This Presidents’ Day, we take a moment to celebrate George Washington (1732-1799), the nation’s first President and one of the most (if not, the most) iconic figures in American history. Washington was something of a celebrity during his life time, but after his death he was widely mourned and his fame grew even greater. Many different types of Washington tributes celebrated the Commander-in-Chief, but one of the most famous was an engraving by Irish-born artist, John James Barralet, entitled, “The Apotheosis of George Washington.”

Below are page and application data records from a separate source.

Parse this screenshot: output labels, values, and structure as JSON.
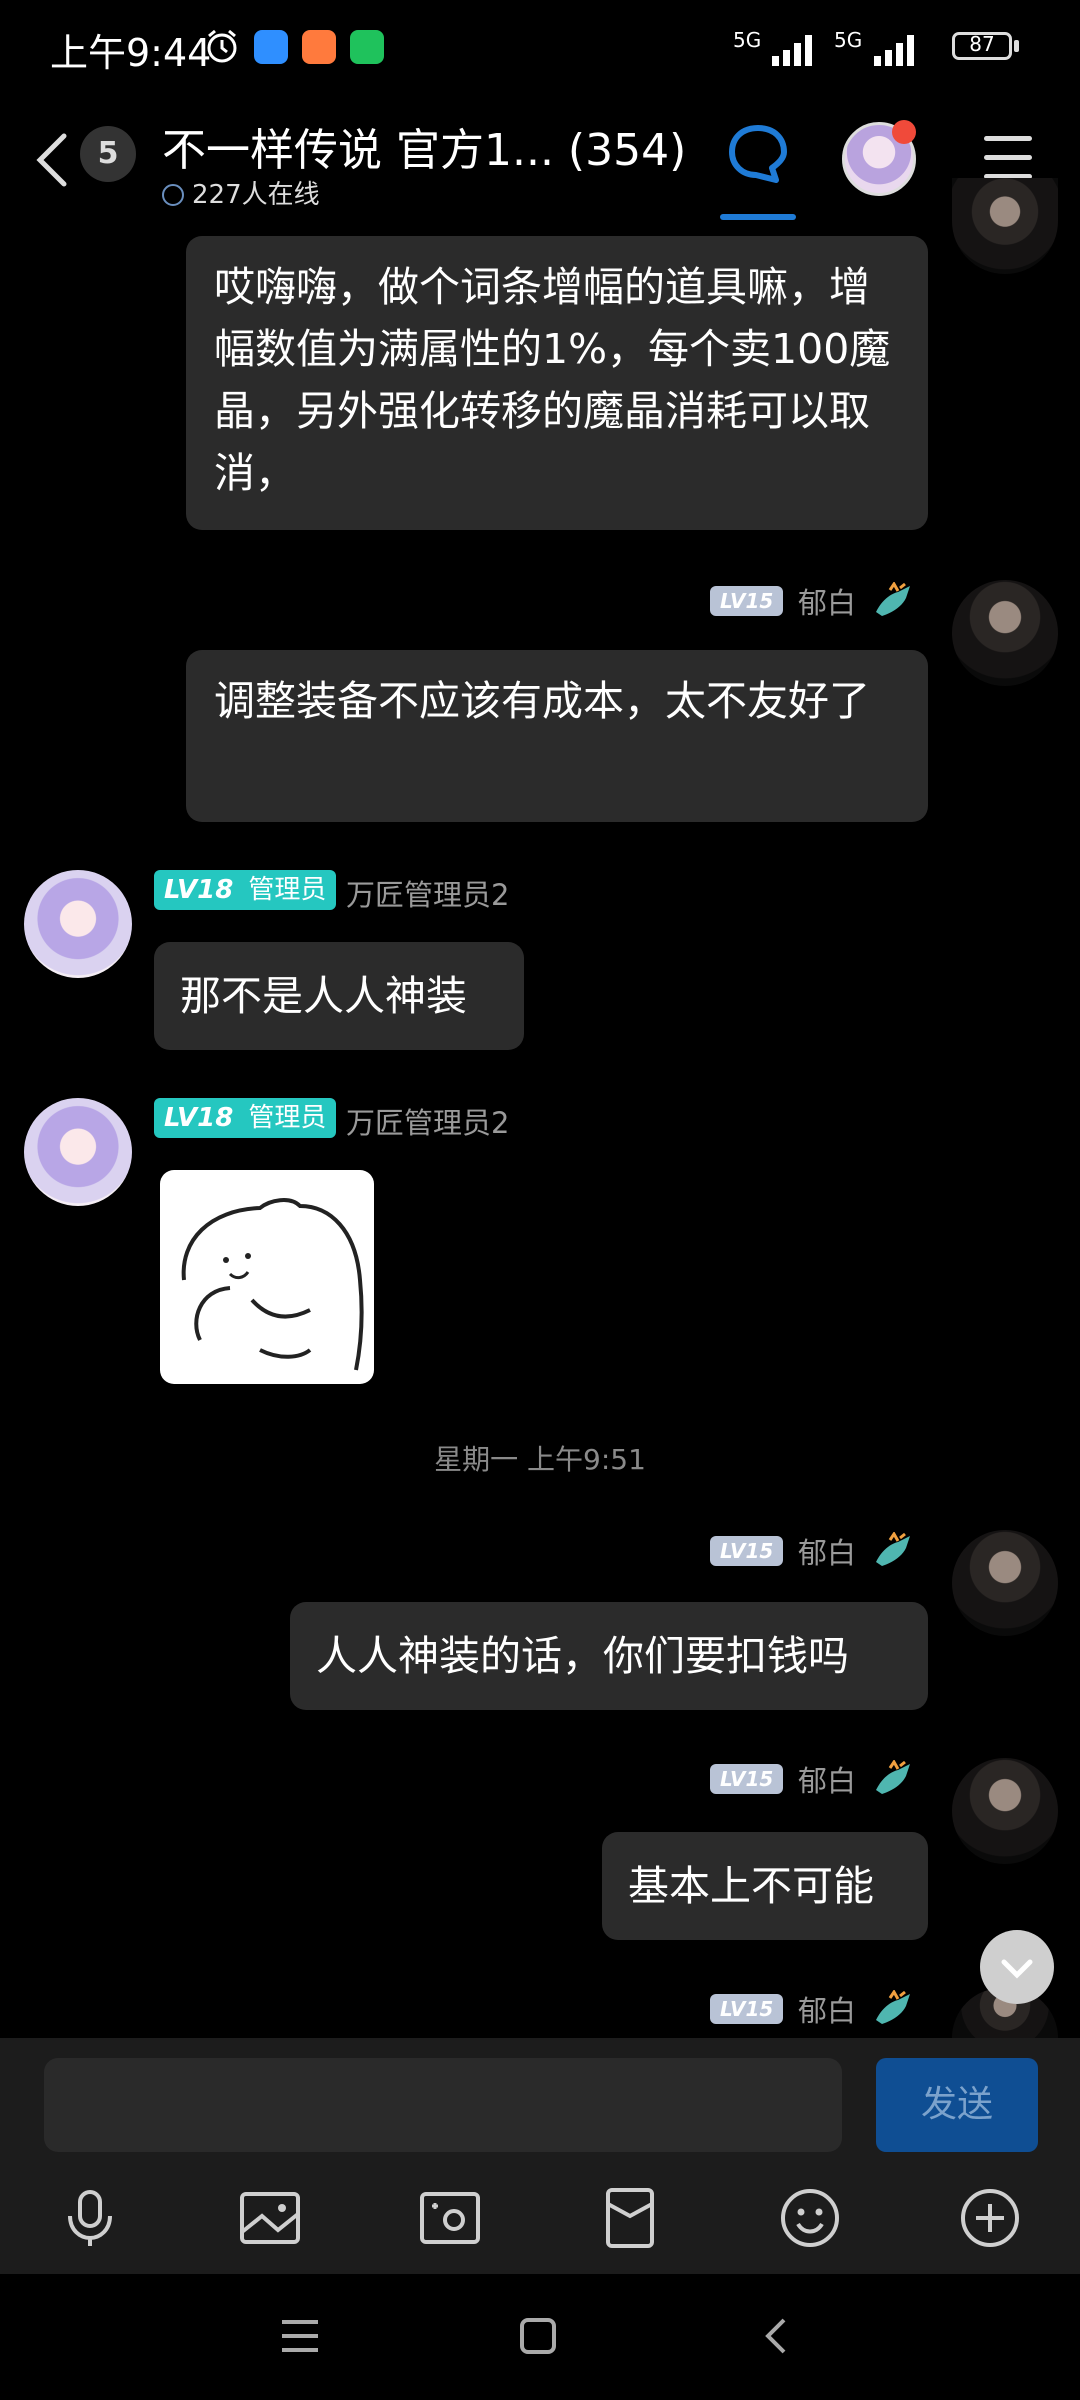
{
  "status_bar": {
    "time": "上午9:44",
    "network_label_1": "5G",
    "network_label_2": "5G",
    "battery": "87"
  },
  "header": {
    "unread_count": "5",
    "group_title": "不一样传说 官方1... (354)",
    "online_text": "227人在线"
  },
  "messages": [
    {
      "side": "right",
      "text": "哎嗨嗨，做个词条增幅的道具嘛，增幅数值为满属性的1%，每个卖100魔晶，另外强化转移的魔晶消耗可以取消，"
    },
    {
      "side": "right",
      "level": "LV15",
      "sender": "郁白",
      "text": "调整装备不应该有成本，太不友好了"
    },
    {
      "side": "left",
      "level": "LV18",
      "role": "管理员",
      "sender": "万匠管理员2",
      "text": "那不是人人神装"
    },
    {
      "side": "left",
      "level": "LV18",
      "role": "管理员",
      "sender": "万匠管理员2",
      "sticker": true
    },
    {
      "timestamp": "星期一 上午9:51"
    },
    {
      "side": "right",
      "level": "LV15",
      "sender": "郁白",
      "text": "人人神装的话，你们要扣钱吗"
    },
    {
      "side": "right",
      "level": "LV15",
      "sender": "郁白",
      "text": "基本上不可能"
    },
    {
      "side": "right",
      "level": "LV15",
      "sender": "郁白"
    }
  ],
  "input": {
    "placeholder": "",
    "send_label": "发送"
  },
  "toolbar": [
    "microphone-icon",
    "image-icon",
    "camera-icon",
    "red-packet-icon",
    "emoji-icon",
    "plus-icon"
  ],
  "colors": {
    "background": "#000000",
    "bubble": "#2b2b2b",
    "accent": "#1f7bd6",
    "admin_badge": "#25c7c0",
    "send_button": "#0f4e93"
  }
}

The original engraving, published in 1802 to coincide with Washington’s birthday on February 22, shows Washington being conducted heavenward by the allegorical figures of Father Time and Immortality while the figures of Liberty and a Native American mourn at his feet. These figures are also surrounded by various symbols of the American republic, including an eagle and rattlesnakes, while allegorical figures representing Faith, Hope, and Charity look on. Although perhaps a strange image to modern eyes, allegory and references to classical antiquity were common and would have been readily understood and appreciated by nineteenth-century audiences. Barralet’s engraving was so popular with the American public that it was republished and copied multiple times during the early nineteenth century.
Versions of this engraving, such as the one on this creamware pitcher from our collection, even made it onto English ceramics produced especially for the American market. These wares were widely produced in factories in Liverpool (with the Herculaneum Pottery being the most famous) and Staffordshire between about 1800 & 1840. It seems that Washington was a popular subject, since the English potters produced a variety of different designs relating to his life, character, and death.